The first volume of The Years of Lyndon Johnson, The Path to Power, was cited by The Washington Post as "proof that we live in a great age of biography . . . [a book] of radiant excellence . . . Caro's evocation of the Texas Hill Country, his elaboration of Johnson's unsleeping ambition, his understanding of how politics actually work, are-let it be said flat out-at the summit of American historical writing." Professor Henry F. Graff of Columbia University called the second volume, Means of Ascent, "brilliant. No review does justice to the drama of the story Caro is telling, which is nothing less than how present-day politics was born." The London Times hailed volume three, Master of the Senate, as "a masterpiece . . . Robert Caro has written one of the truly great political biographies of the modern age." The Passage of Power, volume four, has been called "Shakespearean . . . A breathtakingly dramatic story [told] with consummate artistry and ardor" (The New York Times) and "as absorbing as a political thriller . . . By writing the best presidential biography the country has ever seen, Caro has forever changed the way we think about, and read, American history" (NPR). On the cover of The New York Times Book Review, President Bill Clinton praised it as "Brilliant . . . Important . . . Remarkable. With this fascinating and meticulous account Robert Caro has once again done America a great service."
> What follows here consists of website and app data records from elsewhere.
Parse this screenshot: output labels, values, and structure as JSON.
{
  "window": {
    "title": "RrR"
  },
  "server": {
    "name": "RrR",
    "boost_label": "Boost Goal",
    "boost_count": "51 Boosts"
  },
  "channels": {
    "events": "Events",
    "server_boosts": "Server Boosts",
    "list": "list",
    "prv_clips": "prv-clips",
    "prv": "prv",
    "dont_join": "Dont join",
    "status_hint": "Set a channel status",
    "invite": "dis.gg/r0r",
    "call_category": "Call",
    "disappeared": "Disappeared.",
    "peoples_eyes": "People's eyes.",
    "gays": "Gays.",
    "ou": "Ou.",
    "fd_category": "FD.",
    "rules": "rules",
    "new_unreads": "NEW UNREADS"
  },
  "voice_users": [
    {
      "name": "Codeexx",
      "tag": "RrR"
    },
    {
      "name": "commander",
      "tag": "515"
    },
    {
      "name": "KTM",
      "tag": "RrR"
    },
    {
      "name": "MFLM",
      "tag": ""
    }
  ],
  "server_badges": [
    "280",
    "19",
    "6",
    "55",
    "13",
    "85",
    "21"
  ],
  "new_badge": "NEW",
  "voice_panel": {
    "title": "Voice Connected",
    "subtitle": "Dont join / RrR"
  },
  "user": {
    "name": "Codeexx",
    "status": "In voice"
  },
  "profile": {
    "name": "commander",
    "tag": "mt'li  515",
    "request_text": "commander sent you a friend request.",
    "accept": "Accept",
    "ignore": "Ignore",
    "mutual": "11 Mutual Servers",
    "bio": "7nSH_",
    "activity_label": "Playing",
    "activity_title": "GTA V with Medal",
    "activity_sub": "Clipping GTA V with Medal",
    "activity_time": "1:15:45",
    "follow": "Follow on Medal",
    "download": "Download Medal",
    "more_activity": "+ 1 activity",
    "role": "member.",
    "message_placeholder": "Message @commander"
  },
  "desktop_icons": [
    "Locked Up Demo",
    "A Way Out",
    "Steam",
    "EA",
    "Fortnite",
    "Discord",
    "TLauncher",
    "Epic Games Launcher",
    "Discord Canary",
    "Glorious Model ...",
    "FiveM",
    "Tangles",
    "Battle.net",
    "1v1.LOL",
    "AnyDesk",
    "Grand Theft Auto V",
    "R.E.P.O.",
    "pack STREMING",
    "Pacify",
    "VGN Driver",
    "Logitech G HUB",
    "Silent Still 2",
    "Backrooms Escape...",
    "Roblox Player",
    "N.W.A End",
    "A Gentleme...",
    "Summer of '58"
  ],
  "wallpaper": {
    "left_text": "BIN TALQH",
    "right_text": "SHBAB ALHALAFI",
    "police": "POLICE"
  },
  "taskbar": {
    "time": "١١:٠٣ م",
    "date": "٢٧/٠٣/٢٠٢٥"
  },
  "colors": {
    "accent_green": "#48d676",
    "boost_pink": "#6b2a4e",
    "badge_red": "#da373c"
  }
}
"Caro has a unique place among American political biographers," The Boston Globe said . . . "He has become, in many ways, the standard by which his fellows are measured." And Nicholas von Hoffman wrote: "Caro has changed the art of political biography."

Born and raised in New York City, Caro graduated from Princeton University, was later a Nieman Fellow at Harvard University, and worked for six years as an investigative reporter for Newsday. He lives in New York City with his wife, Ina, the historian and writer.
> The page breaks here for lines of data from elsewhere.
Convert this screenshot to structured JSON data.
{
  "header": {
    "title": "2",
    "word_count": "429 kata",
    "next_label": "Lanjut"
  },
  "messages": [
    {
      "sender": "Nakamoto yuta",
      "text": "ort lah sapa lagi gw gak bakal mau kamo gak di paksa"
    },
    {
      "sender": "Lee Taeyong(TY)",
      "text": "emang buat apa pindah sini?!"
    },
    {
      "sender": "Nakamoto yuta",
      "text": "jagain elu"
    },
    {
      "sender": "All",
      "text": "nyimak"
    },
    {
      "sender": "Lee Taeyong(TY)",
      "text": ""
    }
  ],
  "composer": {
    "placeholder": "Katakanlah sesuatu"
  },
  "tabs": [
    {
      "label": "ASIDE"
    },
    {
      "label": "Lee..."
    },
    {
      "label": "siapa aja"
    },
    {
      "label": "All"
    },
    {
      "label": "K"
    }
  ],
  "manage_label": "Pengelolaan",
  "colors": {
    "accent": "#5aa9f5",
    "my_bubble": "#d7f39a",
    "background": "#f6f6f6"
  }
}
Mehr aus dieser Reihe

zurück
Master of the Senate: The Years of Lyndon Johnson III
Buch (gebunden)
von Robert A. Caro
vor
Servicehotline
089 - 70 80 99 47
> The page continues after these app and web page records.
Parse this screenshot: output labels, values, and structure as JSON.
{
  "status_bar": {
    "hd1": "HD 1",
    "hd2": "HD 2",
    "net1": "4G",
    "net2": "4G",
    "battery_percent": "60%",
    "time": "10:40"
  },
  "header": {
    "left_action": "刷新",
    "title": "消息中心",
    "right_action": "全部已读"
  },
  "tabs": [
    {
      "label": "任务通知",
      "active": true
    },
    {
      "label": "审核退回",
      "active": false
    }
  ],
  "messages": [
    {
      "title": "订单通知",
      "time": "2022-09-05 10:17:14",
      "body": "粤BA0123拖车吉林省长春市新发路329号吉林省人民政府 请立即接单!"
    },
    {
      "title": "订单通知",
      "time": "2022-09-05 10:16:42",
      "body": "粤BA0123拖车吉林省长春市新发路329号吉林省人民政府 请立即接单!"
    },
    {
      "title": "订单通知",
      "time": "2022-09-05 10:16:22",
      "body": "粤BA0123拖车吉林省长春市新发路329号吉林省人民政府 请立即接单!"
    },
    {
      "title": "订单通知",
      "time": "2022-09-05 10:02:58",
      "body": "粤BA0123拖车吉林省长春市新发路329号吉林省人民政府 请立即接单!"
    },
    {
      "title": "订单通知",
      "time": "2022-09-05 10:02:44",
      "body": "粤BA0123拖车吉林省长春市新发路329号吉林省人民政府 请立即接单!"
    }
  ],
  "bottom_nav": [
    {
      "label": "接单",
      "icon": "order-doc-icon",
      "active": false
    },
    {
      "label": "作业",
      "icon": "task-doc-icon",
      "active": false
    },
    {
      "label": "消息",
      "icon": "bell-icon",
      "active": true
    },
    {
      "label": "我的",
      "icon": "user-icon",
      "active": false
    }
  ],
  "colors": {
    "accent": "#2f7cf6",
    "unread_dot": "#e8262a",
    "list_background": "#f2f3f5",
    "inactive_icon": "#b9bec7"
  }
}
Mo. - Fr. 8.00 - 20.00 Uhr
Sa. 10.00 - 20.00 Uhr
Filialhotline
089 - 30 75 75 75

Mo. - Sa. 9.00 - 20.00 Uhr
Sicher & bequem bezahlen:
Bleiben Sie in Kontakt:
Hugendubel App
Zustellung durch:
1 Mängelexemplare sind Bücher mit leichten Beschädigungen, die das Lesen aber nicht einschränken. Mängelexemplare sind durch einen Stempel als solche gekennzeichnet. Die frühere Buchpreisbindung ist aufgehoben. Angaben zu Preissenkungen beziehen sich auf den gebundenen Preis eines mangelfreien Exemplars.

2 Diese Artikel unterliegen nicht der Preisbindung, die Preisbindung dieser Artikel wurde aufgehoben oder der Preis wurde vom Verlag gesenkt. Die jeweils zutreffende Alternative wird Ihnen auf der Artikelseite dargestellt. Angaben zu Preissenkungen beziehen sich auf den vorherigen Preis.

3 Durch Öffnen der Leseprobe willigen Sie ein, dass Daten an den Anbieter der Leseprobe übermittelt werden.

4 Der gebundene Preis dieses Artikels wird nach Ablauf des auf der Artikelseite dargestellten Datums vom Verlag angehoben.

5 Der Preisvergleich bezieht sich auf die unverbindliche Preisempfehlung (UVP) des Herstellers.

6 Der gebundene Preis dieses Artikels wurde vom Verlag gesenkt. Angaben zu Preissenkungen beziehen sich auf den vorherigen Preis.

7 Die Preisbindung dieses Artikels wurde aufgehoben. Angaben zu Preissenkungen beziehen sich auf den vorherigen Preis.

11 Ihr Gutschein KALENDER2022 gilt bis einschließlich 31.01.2022. Sie können den Gutschein ausschließlich online einlösen unter www.hugendubel.de. Keine Bestellung zur Abholung mit Zahlung in der Filiale möglich. Der Gutschein ist nur gültig für Kalender, die nicht der gesetzlichen Preisbindung unterliegen. Der Gutschein ist nicht mit anderen Gutscheinen und Geschenkkarten kombinierbar. Eine Barauszahlung ist nicht möglich. Ein Weiterverkauf und der Handel des Gutscheincodes sind nicht gestattet.

12 Bestellungen ins Ausland und der DHL-Paketversand sind von der portofreien Lieferung ausgeschlossen. Gültig bis 31.01.2022.

* Alle Preise verstehen sich inkl. der gesetzlichen MwSt. Informationen über den Versand und anfallende Versandkosten finden Sie hier.

*** Gilt für Versandbestellungen nach Hause.